Things are so bad these days in Mexico City that if you insist on not watching the World Cup, you could wind up watching How to Train Your Dragon 2, where Cate Blanchett does worse things to Irish accents than Germany did to Brazil. As we know from earlier exercises, Cate is better at being a French person than French people are, and in HTTYD2 she’s better at doing the worst Irish accent in the world than Tom Cruise, the previous record holder. It’s an animated movie; all Cate had to DO was talk, but apparently spending a week of so in a looping booth didn’t give her time to get into character, and her accent derails every scene she’s in and even some that she’s not in. The one good thing about it is that whenever she’s on screen you kind of forget the other accent disaster of how an island full of Scots vikings with no outside influences could breed a pack of irritating teenagers who all sound like Californians.
Good stuff; if you’ve always wished Gerald Butler would just DIE but you don’t think that 300 is kid-friendly, this is the movie you’ve been waiting for. If you’ve always thought Quidditch wasn’t quite stupid enough, the opening sequence will make your day. (If you’re JK Rowling’s IP lawyer, you’re probably hissing like a kettle made out of the Statue of Liberty about three minutes into the sequence and just flat out detonating when they produce a black sneetch, sorry, sheep, which is worth enough to win the whole game in one go even if you haven’t scored at all up to now.
It’s tempting to pretend to analyse the whole thing as though it were a carefully thought allegory of something in the real world, but I couldn’t think of a funny enough through line. Are dragons an allegory for air power? Is the movie trying to tell us that if air power falls into the hands of faceless hordes led by some dusky complected scar-face, fear and terror will befall the world, whereas if cute dumb Californian accented moppets and their comedy Scottish sidekicks are running the airpower, only bad folks will get their houses and lives exploded? What’s the message in having Kristen Wiig voice a lanky teenage girl who spends the whole movie ogling beefcake? Is it a clever comment on how teenage boys snigger at girls while leering at their arses, or is it supposed to represent female empowerment to do the same thing? Does Kristen Wiig really have nothing better to do than leer “Me likey” at random hunks?

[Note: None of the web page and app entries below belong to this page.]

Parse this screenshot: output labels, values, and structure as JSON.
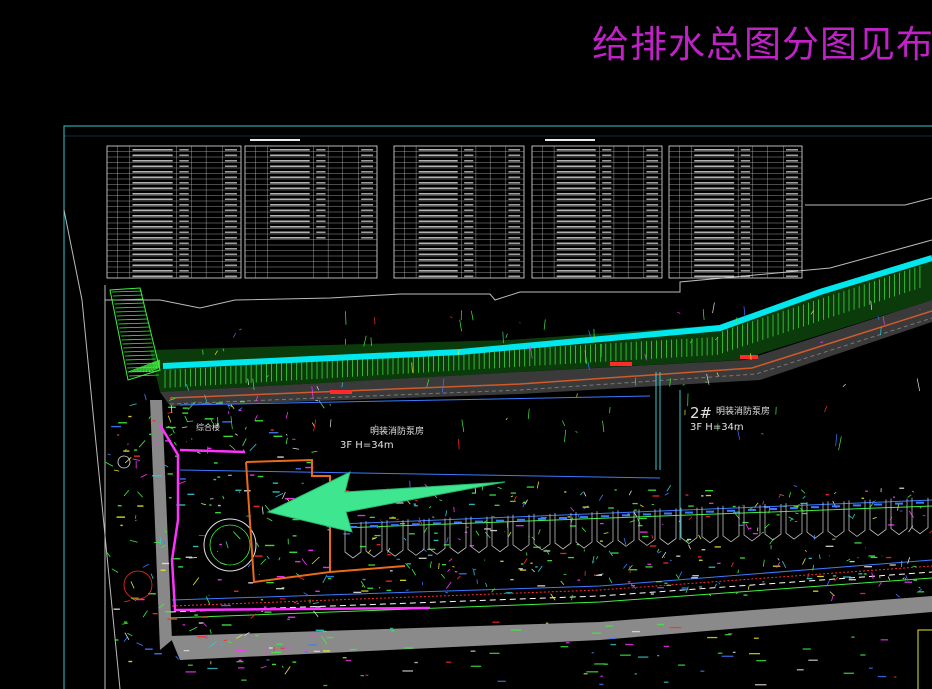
{
  "drawing": {
    "title": "给排水总图分图见布局",
    "labels": {
      "building_2": "2#",
      "building_2_sub": "明装消防泵房",
      "building_2_floors": "3F  H=34m",
      "building_1_floors": "3F  H=34m",
      "building_1_sub": "明装消防泵房",
      "side_label": "综合楼"
    }
  },
  "colors": {
    "background": "#000000",
    "frame": "#33c9cf",
    "title": "#c022c8",
    "water": "#00e8ee",
    "green": "#3ef03e",
    "arrow": "#3ee68f",
    "red": "#ff2a2a",
    "orange": "#e86a1a",
    "magenta": "#ff33ff",
    "table_lines": "#e8e8e8"
  }
}
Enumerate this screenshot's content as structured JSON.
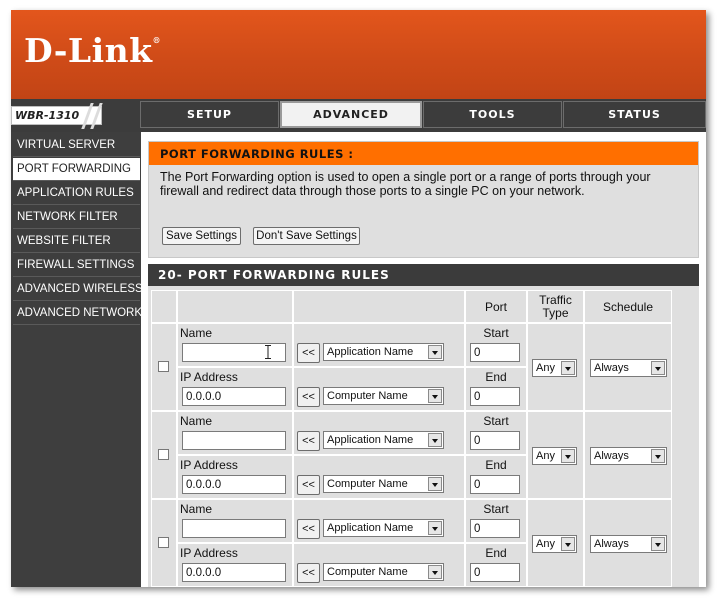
{
  "brand": {
    "logo": "D-Link",
    "registered": "®",
    "model": "WBR-1310"
  },
  "tabs": [
    "SETUP",
    "ADVANCED",
    "TOOLS",
    "STATUS"
  ],
  "active_tab": "ADVANCED",
  "sidebar": {
    "items": [
      "VIRTUAL SERVER",
      "PORT FORWARDING",
      "APPLICATION RULES",
      "NETWORK FILTER",
      "WEBSITE FILTER",
      "FIREWALL SETTINGS",
      "ADVANCED WIRELESS",
      "ADVANCED NETWORK"
    ],
    "active": "PORT FORWARDING"
  },
  "intro": {
    "title": "PORT FORWARDING RULES :",
    "text": "The Port Forwarding option is used to open a single port or a range of ports through your firewall and redirect data through those ports to a single PC on your network.",
    "save_label": "Save Settings",
    "dont_save_label": "Don't Save Settings"
  },
  "rules": {
    "title": "20- PORT FORWARDING RULES",
    "headers": {
      "port": "Port",
      "traffic": "Traffic Type",
      "schedule": "Schedule"
    },
    "labels": {
      "name": "Name",
      "ip": "IP Address",
      "start": "Start",
      "end": "End",
      "copy": "<<"
    },
    "rows": [
      {
        "name": "",
        "ip": "0.0.0.0",
        "app": "Application Name",
        "computer": "Computer Name",
        "start": "0",
        "end": "0",
        "traffic": "Any",
        "schedule": "Always"
      },
      {
        "name": "",
        "ip": "0.0.0.0",
        "app": "Application Name",
        "computer": "Computer Name",
        "start": "0",
        "end": "0",
        "traffic": "Any",
        "schedule": "Always"
      },
      {
        "name": "",
        "ip": "0.0.0.0",
        "app": "Application Name",
        "computer": "Computer Name",
        "start": "0",
        "end": "0",
        "traffic": "Any",
        "schedule": "Always"
      }
    ]
  }
}
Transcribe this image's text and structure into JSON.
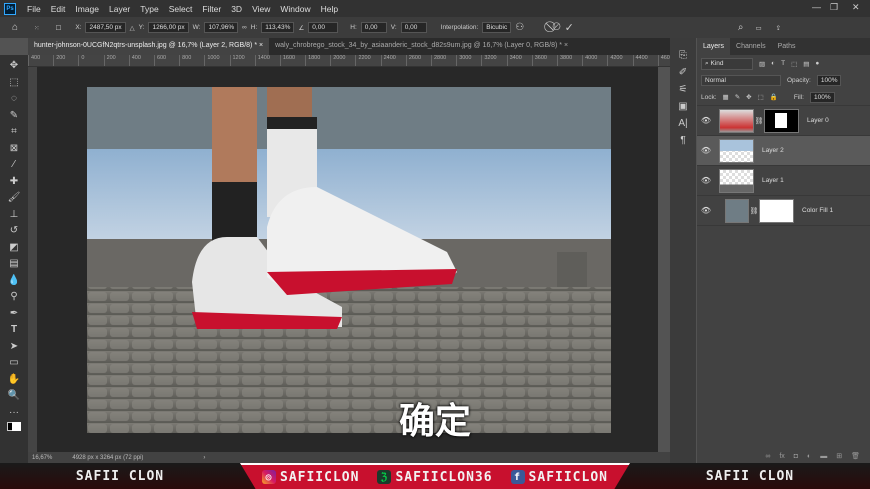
{
  "menubar": {
    "app_icon": "Ps",
    "items": [
      "File",
      "Edit",
      "Image",
      "Layer",
      "Type",
      "Select",
      "Filter",
      "3D",
      "View",
      "Window",
      "Help"
    ]
  },
  "options": {
    "x_label": "X:",
    "x": "2487,50 px",
    "y_label": "Y:",
    "y": "1266,00 px",
    "w_label": "W:",
    "w": "107,96%",
    "h_label": "H:",
    "h": "113,43%",
    "angle": "0,00",
    "hskew_label": "H:",
    "hskew": "0,00",
    "vskew_label": "V:",
    "vskew": "0,00",
    "interp_label": "Interpolation:",
    "interp": "Bicubic"
  },
  "tabs": [
    {
      "label": "hunter-johnson-0UCGfN2qtrs-unsplash.jpg @ 16,7% (Layer 2, RGB/8) *",
      "active": true
    },
    {
      "label": "waly_chrobrego_stock_34_by_asiaanderic_stock_d82s9um.jpg @ 16,7% (Layer 0, RGB/8) *",
      "active": false
    }
  ],
  "ruler": [
    "400",
    "200",
    "0",
    "200",
    "400",
    "600",
    "800",
    "1000",
    "1200",
    "1400",
    "1600",
    "1800",
    "2000",
    "2200",
    "2400",
    "2600",
    "2800",
    "3000",
    "3200",
    "3400",
    "3600",
    "3800",
    "4000",
    "4200",
    "4400",
    "4600",
    "4800",
    "5000",
    "5200"
  ],
  "status": {
    "zoom": "16,67%",
    "size": "4928 px x 3264 px (72 ppi)",
    "arrow": "›"
  },
  "subtitle": "确定",
  "layers_panel": {
    "tabs": [
      "Layers",
      "Channels",
      "Paths"
    ],
    "filter_placeholder": "Kind",
    "blend_mode": "Normal",
    "opacity_label": "Opacity:",
    "opacity": "100%",
    "lock_label": "Lock:",
    "fill_label": "Fill:",
    "fill": "100%",
    "layers": [
      {
        "name": "Layer 0",
        "selected": false,
        "mask": true
      },
      {
        "name": "Layer 2",
        "selected": true,
        "mask": false
      },
      {
        "name": "Layer 1",
        "selected": false,
        "mask": false
      },
      {
        "name": "Color Fill 1",
        "selected": false,
        "mask": true
      }
    ]
  },
  "banner": {
    "left": "SAFII CLON",
    "instagram": "SAFIICLON",
    "deviantart": "SAFIICLON36",
    "facebook": "SAFIICLON",
    "right": "SAFII CLON"
  },
  "colors": {
    "accent_red": "#c8102e",
    "fill_color": "#6f7d85"
  }
}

Bizarrely enough, the director says that he based this movie on The Empire Strikes Back. I think I’m just going to let that sit there. No, wait. Does that mean that the third one is going to have Ewoks?